|This shot plays during the line "I'm covering my|
ears like a kid".
|In our own video, this sequence plays during|
the line "Down, down, down, down, down".
Summary of Indie Conventions:
Overall, our music video utilised a lot of common indie genre conventions:
- We incorporated a black and white colour scheme.
- We included lots of typical shot types such as close-ups and mid-shots
- Our performance scene used realistic mise-en-scene by including the instruments
- Our fast-paced editing is quite typical
- The setting of a rooftop is very conventional in the indie genre
However, we also developed and challenged these conventions:
- Our music video uses a performance-concept hybrid structure. Most indie music videos use a performance-narrative hybrid structure instead.
- We did not use additional actors to explore a story or narrative. This is often used in indie music videos to create something quite relatable to the audience.
One of our primary influences to the album cover was the album Ramones by The Ramones. A comparison of this album to our own and an explanation of the influential features can be seen below.
The inside panels of our album cover also had their own references. The first panel was influenced by the album covers of Blur and Gorillaz:
The biggest difference between our own inside panel and these album covers is that we chose to use real pictures of our band members rather than drawings of them. We made the decision to challenge these album covers as the indie genre is entrenched in realism, so we thought it more fitting to include real pictures.
Our other inside panel was influenced by the album cover of Joy Division:
The website which had the biggest influence on our own website is that of the Arctic Monkeys. Below is a comparison of their website and our own:
Our website primarily used the conventions of indie artist websites. We included several opportunities for the audience to interact with the more personal side of the band through the band page and the several social media links.
Additionally, we chose to develop the conventions visible on the Arctic Monkeys website. We decided to include more opportunities for purchasing through the addition of a 'Tour' page as well as a greater emphasis on social media; which has strong presence on the front page.
We also included much of our institutional information at the bottom of the page. This is conventional of most artist websites:
|We also included interactive opportunities at the bottom of the page:|

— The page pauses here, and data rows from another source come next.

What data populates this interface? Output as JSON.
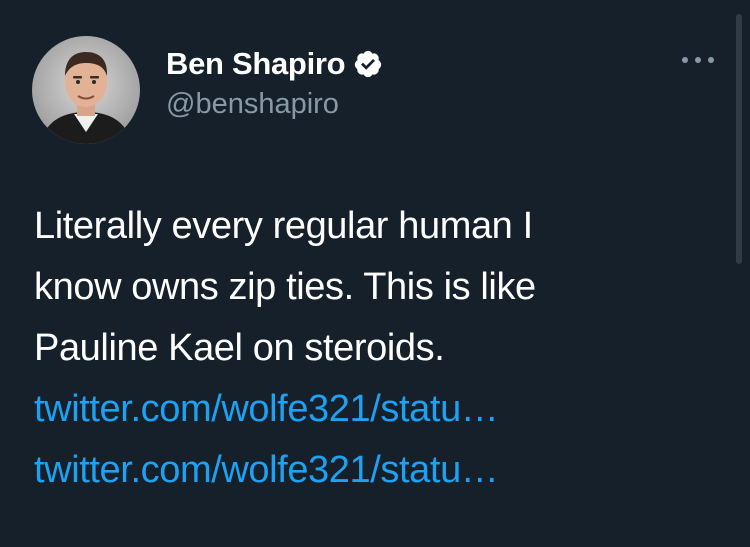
{
  "tweet": {
    "display_name": "Ben Shapiro",
    "handle": "@benshapiro",
    "text_lines": [
      "Literally every regular human I",
      "know owns zip ties. This is like",
      "Pauline Kael on steroids."
    ],
    "links": [
      "twitter.com/wolfe321/statu…",
      "twitter.com/wolfe321/statu…"
    ],
    "verified": true,
    "icons": {
      "verified": "verified-badge-icon",
      "more": "more-options-icon"
    }
  },
  "colors": {
    "background": "#15202b",
    "text": "#ffffff",
    "secondary": "#8899a6",
    "link": "#1da1f2"
  }
}
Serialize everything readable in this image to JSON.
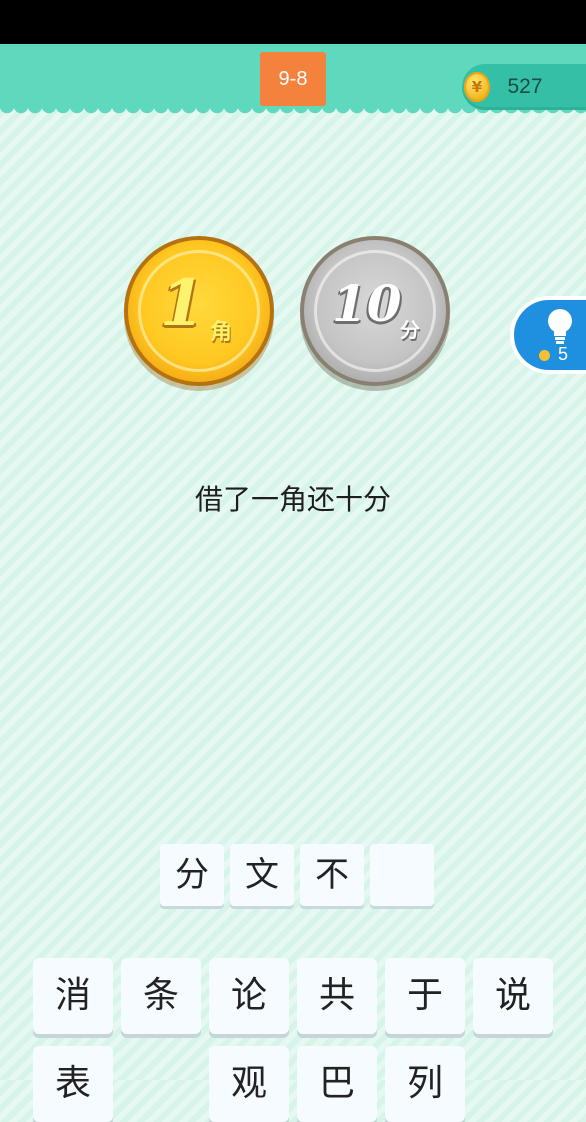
{
  "level": "9-8",
  "coins": "527",
  "hint_count": "5",
  "gold_coin": {
    "number": "1",
    "unit": "角"
  },
  "silver_coin": {
    "number": "10",
    "unit": "分"
  },
  "clue": "借了一角还十分",
  "answer_slots": [
    "分",
    "文",
    "不",
    ""
  ],
  "keyboard_row1": [
    "消",
    "条",
    "论",
    "共",
    "于",
    "说"
  ],
  "keyboard_row2": [
    "表",
    "",
    "观",
    "巴",
    "列",
    ""
  ],
  "colors": {
    "header": "#5fd9bd",
    "level_badge": "#f5823c",
    "hint_button": "#1f8fe0",
    "background": "#d7f4e9"
  },
  "icons": {
    "coin": "gold-coin-icon",
    "hint": "lightbulb-icon"
  }
}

we have links to the band's social media pages as well as a newsletter
|This institutional information is very common: the following image|
is taken from the website of the band The Killers